THE PROBLEM - Repeat the entries that follow, exactly as they are written.

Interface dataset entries
****************
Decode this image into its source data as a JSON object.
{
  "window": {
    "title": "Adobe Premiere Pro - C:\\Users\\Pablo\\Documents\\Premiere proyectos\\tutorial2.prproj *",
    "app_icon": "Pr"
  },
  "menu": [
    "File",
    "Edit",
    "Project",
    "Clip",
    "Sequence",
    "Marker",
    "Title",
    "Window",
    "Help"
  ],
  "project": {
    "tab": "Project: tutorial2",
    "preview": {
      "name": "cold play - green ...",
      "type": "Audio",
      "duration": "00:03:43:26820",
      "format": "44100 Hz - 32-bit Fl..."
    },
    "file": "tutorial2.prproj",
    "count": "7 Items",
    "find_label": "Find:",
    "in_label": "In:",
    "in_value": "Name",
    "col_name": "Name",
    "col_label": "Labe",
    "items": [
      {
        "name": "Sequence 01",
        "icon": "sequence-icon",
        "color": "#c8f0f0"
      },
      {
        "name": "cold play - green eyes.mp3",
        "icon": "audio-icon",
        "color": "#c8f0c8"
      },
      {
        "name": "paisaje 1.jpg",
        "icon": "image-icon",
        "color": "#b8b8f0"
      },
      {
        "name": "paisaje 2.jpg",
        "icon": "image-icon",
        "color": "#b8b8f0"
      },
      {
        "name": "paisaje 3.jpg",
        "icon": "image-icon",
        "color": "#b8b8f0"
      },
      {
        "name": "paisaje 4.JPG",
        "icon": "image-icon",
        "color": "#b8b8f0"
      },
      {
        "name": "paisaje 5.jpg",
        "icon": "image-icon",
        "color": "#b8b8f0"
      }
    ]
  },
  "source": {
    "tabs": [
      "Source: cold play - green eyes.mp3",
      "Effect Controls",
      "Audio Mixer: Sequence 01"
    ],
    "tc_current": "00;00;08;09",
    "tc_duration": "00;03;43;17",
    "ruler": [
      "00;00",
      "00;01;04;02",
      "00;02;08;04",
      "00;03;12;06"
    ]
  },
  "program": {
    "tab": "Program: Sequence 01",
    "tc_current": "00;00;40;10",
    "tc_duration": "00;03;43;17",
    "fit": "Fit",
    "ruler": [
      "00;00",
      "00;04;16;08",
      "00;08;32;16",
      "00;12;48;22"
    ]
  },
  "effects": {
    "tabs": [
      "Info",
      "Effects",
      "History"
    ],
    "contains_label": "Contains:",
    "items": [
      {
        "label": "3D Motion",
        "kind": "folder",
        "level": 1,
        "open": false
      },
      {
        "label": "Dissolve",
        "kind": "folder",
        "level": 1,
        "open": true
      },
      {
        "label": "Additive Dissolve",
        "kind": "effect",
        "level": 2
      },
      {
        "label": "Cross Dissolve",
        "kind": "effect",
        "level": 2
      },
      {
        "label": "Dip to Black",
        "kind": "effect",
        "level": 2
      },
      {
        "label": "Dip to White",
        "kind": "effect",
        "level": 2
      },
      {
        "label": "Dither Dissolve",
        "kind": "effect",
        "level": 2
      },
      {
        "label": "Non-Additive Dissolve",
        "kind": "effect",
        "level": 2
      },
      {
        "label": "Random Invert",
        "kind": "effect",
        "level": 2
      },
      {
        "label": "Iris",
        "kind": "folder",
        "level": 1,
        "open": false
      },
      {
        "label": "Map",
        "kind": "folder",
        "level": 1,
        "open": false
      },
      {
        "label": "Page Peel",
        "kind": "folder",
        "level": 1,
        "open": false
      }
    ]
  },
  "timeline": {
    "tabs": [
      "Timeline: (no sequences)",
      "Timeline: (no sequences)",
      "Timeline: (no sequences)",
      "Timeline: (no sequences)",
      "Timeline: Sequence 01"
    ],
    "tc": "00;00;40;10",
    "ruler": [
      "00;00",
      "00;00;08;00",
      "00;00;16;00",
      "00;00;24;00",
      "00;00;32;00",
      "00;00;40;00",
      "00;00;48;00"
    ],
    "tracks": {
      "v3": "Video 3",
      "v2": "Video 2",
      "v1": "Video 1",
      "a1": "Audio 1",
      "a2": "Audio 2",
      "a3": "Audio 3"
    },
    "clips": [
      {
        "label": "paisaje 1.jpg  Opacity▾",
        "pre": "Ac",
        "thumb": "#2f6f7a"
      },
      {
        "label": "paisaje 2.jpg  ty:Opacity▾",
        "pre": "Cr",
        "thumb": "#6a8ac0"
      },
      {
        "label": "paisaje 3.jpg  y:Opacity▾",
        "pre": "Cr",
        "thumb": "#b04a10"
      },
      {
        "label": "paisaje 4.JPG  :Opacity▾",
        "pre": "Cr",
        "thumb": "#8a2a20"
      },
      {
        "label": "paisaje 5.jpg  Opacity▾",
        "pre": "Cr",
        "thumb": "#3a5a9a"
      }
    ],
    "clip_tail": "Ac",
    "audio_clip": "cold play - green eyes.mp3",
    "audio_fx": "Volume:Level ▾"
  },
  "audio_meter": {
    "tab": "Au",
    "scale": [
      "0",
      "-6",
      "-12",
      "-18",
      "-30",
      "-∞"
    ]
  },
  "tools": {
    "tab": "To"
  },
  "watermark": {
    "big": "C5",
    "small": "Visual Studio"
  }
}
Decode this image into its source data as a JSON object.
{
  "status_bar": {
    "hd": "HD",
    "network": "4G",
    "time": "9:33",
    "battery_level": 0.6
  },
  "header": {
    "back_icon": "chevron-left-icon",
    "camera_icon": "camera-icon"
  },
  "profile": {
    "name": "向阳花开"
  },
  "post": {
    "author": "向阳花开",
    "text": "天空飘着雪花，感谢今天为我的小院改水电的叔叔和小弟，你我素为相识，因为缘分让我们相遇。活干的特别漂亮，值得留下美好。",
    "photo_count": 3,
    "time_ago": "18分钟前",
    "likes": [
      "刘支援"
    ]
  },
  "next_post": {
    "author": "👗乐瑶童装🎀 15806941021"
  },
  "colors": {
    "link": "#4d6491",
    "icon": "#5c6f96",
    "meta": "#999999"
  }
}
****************
SOLUTION TO THE EXERCISE -
Decode this image into its source data as a JSON object.
{
  "window": {
    "title": "Adobe Premiere Pro - C:\\Users\\Pablo\\Documents\\Premiere proyectos\\tutorial2.prproj *",
    "app_icon": "Pr"
  },
  "menu": [
    "File",
    "Edit",
    "Project",
    "Clip",
    "Sequence",
    "Marker",
    "Title",
    "Window",
    "Help"
  ],
  "project": {
    "tab": "Project: tutorial2",
    "preview": {
      "name": "cold play - green ...",
      "type": "Audio",
      "duration": "00:03:43:26820",
      "format": "44100 Hz - 32-bit Fl..."
    },
    "file": "tutorial2.prproj",
    "count": "7 Items",
    "find_label": "Find:",
    "in_label": "In:",
    "in_value": "Name",
    "col_name": "Name",
    "col_label": "Labe",
    "items": [
      {
        "name": "Sequence 01",
        "icon": "sequence-icon",
        "color": "#c8f0f0"
      },
      {
        "name": "cold play - green eyes.mp3",
        "icon": "audio-icon",
        "color": "#c8f0c8"
      },
      {
        "name": "paisaje 1.jpg",
        "icon": "image-icon",
        "color": "#b8b8f0"
      },
      {
        "name": "paisaje 2.jpg",
        "icon": "image-icon",
        "color": "#b8b8f0"
      },
      {
        "name": "paisaje 3.jpg",
        "icon": "image-icon",
        "color": "#b8b8f0"
      },
      {
        "name": "paisaje 4.JPG",
        "icon": "image-icon",
        "color": "#b8b8f0"
      },
      {
        "name": "paisaje 5.jpg",
        "icon": "image-icon",
        "color": "#b8b8f0"
      }
    ]
  },
  "source": {
    "tabs": [
      "Source: cold play - green eyes.mp3",
      "Effect Controls",
      "Audio Mixer: Sequence 01"
    ],
    "tc_current": "00;00;08;09",
    "tc_duration": "00;03;43;17",
    "ruler": [
      "00;00",
      "00;01;04;02",
      "00;02;08;04",
      "00;03;12;06"
    ]
  },
  "program": {
    "tab": "Program: Sequence 01",
    "tc_current": "00;00;40;10",
    "tc_duration": "00;03;43;17",
    "fit": "Fit",
    "ruler": [
      "00;00",
      "00;04;16;08",
      "00;08;32;16",
      "00;12;48;22"
    ]
  },
  "effects": {
    "tabs": [
      "Info",
      "Effects",
      "History"
    ],
    "contains_label": "Contains:",
    "items": [
      {
        "label": "3D Motion",
        "kind": "folder",
        "level": 1,
        "open": false
      },
      {
        "label": "Dissolve",
        "kind": "folder",
        "level": 1,
        "open": true
      },
      {
        "label": "Additive Dissolve",
        "kind": "effect",
        "level": 2
      },
      {
        "label": "Cross Dissolve",
        "kind": "effect",
        "level": 2
      },
      {
        "label": "Dip to Black",
        "kind": "effect",
        "level": 2
      },
      {
        "label": "Dip to White",
        "kind": "effect",
        "level": 2
      },
      {
        "label": "Dither Dissolve",
        "kind": "effect",
        "level": 2
      },
      {
        "label": "Non-Additive Dissolve",
        "kind": "effect",
        "level": 2
      },
      {
        "label": "Random Invert",
        "kind": "effect",
        "level": 2
      },
      {
        "label": "Iris",
        "kind": "folder",
        "level": 1,
        "open": false
      },
      {
        "label": "Map",
        "kind": "folder",
        "level": 1,
        "open": false
      },
      {
        "label": "Page Peel",
        "kind": "folder",
        "level": 1,
        "open": false
      }
    ]
  },
  "timeline": {
    "tabs": [
      "Timeline: (no sequences)",
      "Timeline: (no sequences)",
      "Timeline: (no sequences)",
      "Timeline: (no sequences)",
      "Timeline: Sequence 01"
    ],
    "tc": "00;00;40;10",
    "ruler": [
      "00;00",
      "00;00;08;00",
      "00;00;16;00",
      "00;00;24;00",
      "00;00;32;00",
      "00;00;40;00",
      "00;00;48;00"
    ],
    "tracks": {
      "v3": "Video 3",
      "v2": "Video 2",
      "v1": "Video 1",
      "a1": "Audio 1",
      "a2": "Audio 2",
      "a3": "Audio 3"
    },
    "clips": [
      {
        "label": "paisaje 1.jpg  Opacity▾",
        "pre": "Ac",
        "thumb": "#2f6f7a"
      },
      {
        "label": "paisaje 2.jpg  ty:Opacity▾",
        "pre": "Cr",
        "thumb": "#6a8ac0"
      },
      {
        "label": "paisaje 3.jpg  y:Opacity▾",
        "pre": "Cr",
        "thumb": "#b04a10"
      },
      {
        "label": "paisaje 4.JPG  :Opacity▾",
        "pre": "Cr",
        "thumb": "#8a2a20"
      },
      {
        "label": "paisaje 5.jpg  Opacity▾",
        "pre": "Cr",
        "thumb": "#3a5a9a"
      }
    ],
    "clip_tail": "Ac",
    "audio_clip": "cold play - green eyes.mp3",
    "audio_fx": "Volume:Level ▾"
  },
  "audio_meter": {
    "tab": "Au",
    "scale": [
      "0",
      "-6",
      "-12",
      "-18",
      "-30",
      "-∞"
    ]
  },
  "tools": {
    "tab": "To"
  },
  "watermark": {
    "big": "C5",
    "small": "Visual Studio"
  }
}
Decode this image into its source data as a JSON object.
{
  "status_bar": {
    "hd": "HD",
    "network": "4G",
    "time": "9:33",
    "battery_level": 0.6
  },
  "header": {
    "back_icon": "chevron-left-icon",
    "camera_icon": "camera-icon"
  },
  "profile": {
    "name": "向阳花开"
  },
  "post": {
    "author": "向阳花开",
    "text": "天空飘着雪花，感谢今天为我的小院改水电的叔叔和小弟，你我素为相识，因为缘分让我们相遇。活干的特别漂亮，值得留下美好。",
    "photo_count": 3,
    "time_ago": "18分钟前",
    "likes": [
      "刘支援"
    ]
  },
  "next_post": {
    "author": "👗乐瑶童装🎀 15806941021"
  },
  "colors": {
    "link": "#4d6491",
    "icon": "#5c6f96",
    "meta": "#999999"
  }
}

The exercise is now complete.